[EXTRACTED MATERIAL — start]

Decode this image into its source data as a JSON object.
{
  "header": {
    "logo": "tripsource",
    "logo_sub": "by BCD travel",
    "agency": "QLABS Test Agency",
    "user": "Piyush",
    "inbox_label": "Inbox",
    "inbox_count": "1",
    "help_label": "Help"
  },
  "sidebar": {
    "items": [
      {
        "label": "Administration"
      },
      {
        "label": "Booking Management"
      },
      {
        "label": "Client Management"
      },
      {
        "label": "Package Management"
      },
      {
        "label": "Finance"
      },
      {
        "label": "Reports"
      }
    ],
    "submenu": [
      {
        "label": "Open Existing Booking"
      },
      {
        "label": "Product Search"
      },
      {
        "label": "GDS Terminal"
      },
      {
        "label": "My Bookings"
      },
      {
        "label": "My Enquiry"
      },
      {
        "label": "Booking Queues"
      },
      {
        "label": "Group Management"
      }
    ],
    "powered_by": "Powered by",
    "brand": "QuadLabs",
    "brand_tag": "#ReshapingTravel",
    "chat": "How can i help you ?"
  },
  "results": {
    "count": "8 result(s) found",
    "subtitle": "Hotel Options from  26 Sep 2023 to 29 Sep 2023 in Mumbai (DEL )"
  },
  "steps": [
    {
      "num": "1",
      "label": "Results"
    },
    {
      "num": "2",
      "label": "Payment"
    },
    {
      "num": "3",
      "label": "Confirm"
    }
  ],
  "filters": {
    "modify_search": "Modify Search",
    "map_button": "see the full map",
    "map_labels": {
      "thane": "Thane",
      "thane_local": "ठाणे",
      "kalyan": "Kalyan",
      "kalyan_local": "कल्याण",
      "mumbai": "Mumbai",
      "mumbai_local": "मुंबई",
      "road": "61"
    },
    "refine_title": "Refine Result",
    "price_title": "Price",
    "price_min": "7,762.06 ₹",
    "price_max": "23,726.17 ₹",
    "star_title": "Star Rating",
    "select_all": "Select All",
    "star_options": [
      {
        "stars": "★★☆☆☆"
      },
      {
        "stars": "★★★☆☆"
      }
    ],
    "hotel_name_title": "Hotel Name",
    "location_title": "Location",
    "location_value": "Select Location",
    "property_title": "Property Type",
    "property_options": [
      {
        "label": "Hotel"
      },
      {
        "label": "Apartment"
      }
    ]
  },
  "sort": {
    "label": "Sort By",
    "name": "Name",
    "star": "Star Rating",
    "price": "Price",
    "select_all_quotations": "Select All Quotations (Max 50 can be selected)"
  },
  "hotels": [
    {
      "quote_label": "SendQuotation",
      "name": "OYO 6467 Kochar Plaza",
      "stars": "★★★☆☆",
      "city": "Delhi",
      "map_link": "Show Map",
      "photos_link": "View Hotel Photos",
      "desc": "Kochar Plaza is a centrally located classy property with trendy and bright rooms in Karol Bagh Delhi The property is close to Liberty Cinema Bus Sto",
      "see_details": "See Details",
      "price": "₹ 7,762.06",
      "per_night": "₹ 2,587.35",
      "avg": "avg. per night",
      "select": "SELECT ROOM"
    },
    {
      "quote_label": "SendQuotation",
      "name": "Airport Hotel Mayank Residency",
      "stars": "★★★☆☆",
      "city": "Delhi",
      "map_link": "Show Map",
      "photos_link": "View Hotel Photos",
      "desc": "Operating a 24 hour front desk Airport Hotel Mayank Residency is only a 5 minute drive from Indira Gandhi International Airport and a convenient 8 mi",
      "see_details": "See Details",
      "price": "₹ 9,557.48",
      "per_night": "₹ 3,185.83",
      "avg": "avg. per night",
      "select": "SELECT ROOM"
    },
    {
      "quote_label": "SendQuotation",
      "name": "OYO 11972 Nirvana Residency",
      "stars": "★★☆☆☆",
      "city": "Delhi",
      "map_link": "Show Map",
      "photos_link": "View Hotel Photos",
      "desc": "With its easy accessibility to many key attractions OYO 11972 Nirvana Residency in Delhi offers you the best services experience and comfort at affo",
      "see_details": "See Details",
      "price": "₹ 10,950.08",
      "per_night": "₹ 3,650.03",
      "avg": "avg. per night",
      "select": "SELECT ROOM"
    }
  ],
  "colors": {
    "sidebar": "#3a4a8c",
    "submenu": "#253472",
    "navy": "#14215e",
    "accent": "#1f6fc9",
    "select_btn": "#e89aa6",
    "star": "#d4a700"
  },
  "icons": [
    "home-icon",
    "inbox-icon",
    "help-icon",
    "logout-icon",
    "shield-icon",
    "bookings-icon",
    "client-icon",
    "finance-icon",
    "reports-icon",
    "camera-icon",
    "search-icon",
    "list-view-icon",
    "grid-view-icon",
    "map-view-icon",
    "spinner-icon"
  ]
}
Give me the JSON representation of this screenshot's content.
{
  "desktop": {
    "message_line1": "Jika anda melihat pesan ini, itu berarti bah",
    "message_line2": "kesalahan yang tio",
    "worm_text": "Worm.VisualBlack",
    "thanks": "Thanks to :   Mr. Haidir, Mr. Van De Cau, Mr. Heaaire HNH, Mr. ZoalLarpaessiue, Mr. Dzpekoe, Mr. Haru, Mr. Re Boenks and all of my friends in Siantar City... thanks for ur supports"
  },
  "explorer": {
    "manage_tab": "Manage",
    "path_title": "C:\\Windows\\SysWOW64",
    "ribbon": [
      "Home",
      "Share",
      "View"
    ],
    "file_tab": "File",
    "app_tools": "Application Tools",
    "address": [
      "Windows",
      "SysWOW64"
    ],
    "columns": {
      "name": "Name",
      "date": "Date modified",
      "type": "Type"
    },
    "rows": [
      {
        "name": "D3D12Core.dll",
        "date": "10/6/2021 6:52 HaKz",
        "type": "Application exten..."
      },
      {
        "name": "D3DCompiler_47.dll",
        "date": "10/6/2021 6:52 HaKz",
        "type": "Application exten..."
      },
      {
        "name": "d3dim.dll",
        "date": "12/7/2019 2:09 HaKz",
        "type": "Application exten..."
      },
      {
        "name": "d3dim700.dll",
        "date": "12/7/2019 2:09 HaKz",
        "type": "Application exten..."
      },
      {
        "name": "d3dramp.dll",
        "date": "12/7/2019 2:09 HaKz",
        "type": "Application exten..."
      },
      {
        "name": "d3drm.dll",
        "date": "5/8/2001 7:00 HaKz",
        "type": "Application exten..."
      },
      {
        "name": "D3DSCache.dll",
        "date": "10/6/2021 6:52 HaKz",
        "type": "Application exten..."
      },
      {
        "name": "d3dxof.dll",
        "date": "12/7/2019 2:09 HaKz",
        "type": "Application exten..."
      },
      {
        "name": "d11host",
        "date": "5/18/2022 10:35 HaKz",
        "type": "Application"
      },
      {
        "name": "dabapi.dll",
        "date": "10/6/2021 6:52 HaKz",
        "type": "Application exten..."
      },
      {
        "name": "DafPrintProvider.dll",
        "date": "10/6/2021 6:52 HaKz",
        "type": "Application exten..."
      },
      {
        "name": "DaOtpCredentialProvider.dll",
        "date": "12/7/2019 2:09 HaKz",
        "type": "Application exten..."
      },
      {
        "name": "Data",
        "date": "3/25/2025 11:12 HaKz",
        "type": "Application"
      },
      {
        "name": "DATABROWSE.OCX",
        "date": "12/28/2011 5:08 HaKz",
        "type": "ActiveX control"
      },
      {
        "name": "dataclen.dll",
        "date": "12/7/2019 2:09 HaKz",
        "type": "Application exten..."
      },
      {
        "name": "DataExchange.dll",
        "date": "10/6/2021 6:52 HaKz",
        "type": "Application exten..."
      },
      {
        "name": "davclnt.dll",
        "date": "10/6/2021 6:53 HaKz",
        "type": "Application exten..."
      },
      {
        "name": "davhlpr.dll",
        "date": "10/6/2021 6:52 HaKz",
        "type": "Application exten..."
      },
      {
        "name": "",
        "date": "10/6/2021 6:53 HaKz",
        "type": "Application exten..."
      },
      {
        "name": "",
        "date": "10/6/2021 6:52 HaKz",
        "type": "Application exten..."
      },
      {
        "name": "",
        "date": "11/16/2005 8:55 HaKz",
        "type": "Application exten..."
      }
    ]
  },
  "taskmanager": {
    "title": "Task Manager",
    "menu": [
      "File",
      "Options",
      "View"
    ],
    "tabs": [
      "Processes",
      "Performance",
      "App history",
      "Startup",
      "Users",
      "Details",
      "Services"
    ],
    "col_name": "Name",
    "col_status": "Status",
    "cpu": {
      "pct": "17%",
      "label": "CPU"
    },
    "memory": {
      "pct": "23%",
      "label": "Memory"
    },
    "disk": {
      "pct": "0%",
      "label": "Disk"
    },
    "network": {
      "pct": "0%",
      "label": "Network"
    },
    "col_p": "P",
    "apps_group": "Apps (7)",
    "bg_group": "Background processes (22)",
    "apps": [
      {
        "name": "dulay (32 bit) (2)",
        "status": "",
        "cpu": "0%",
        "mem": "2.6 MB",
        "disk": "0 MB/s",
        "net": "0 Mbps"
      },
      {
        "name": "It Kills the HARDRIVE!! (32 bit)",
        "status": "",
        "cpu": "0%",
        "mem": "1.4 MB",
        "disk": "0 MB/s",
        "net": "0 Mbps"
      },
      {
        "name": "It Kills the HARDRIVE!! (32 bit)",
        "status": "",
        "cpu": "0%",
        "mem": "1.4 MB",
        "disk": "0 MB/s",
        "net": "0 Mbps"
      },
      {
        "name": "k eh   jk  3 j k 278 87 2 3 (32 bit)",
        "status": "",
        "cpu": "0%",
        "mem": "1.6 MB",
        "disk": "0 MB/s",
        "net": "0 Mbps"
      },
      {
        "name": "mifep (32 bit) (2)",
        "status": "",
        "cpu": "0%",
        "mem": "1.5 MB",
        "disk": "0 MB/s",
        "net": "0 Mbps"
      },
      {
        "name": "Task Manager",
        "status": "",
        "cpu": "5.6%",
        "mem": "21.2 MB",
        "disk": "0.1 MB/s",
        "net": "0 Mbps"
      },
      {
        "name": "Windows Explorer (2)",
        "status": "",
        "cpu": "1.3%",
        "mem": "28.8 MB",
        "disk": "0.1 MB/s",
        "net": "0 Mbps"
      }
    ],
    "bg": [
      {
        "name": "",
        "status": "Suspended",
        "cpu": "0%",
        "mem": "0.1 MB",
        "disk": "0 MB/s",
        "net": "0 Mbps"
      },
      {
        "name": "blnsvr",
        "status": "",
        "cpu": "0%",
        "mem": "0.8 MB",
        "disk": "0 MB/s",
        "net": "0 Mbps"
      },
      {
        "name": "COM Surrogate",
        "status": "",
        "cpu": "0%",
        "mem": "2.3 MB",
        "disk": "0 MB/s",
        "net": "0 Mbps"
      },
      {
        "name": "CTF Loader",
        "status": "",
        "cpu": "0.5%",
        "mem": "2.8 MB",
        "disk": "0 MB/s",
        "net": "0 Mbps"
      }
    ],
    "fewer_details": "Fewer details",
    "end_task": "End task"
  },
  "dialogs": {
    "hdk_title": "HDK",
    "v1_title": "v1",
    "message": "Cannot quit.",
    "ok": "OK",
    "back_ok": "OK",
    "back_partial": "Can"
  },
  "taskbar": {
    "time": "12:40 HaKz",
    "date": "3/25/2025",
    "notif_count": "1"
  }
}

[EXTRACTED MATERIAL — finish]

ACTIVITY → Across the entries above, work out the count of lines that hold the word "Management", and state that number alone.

FINISHED EXERCISE → 4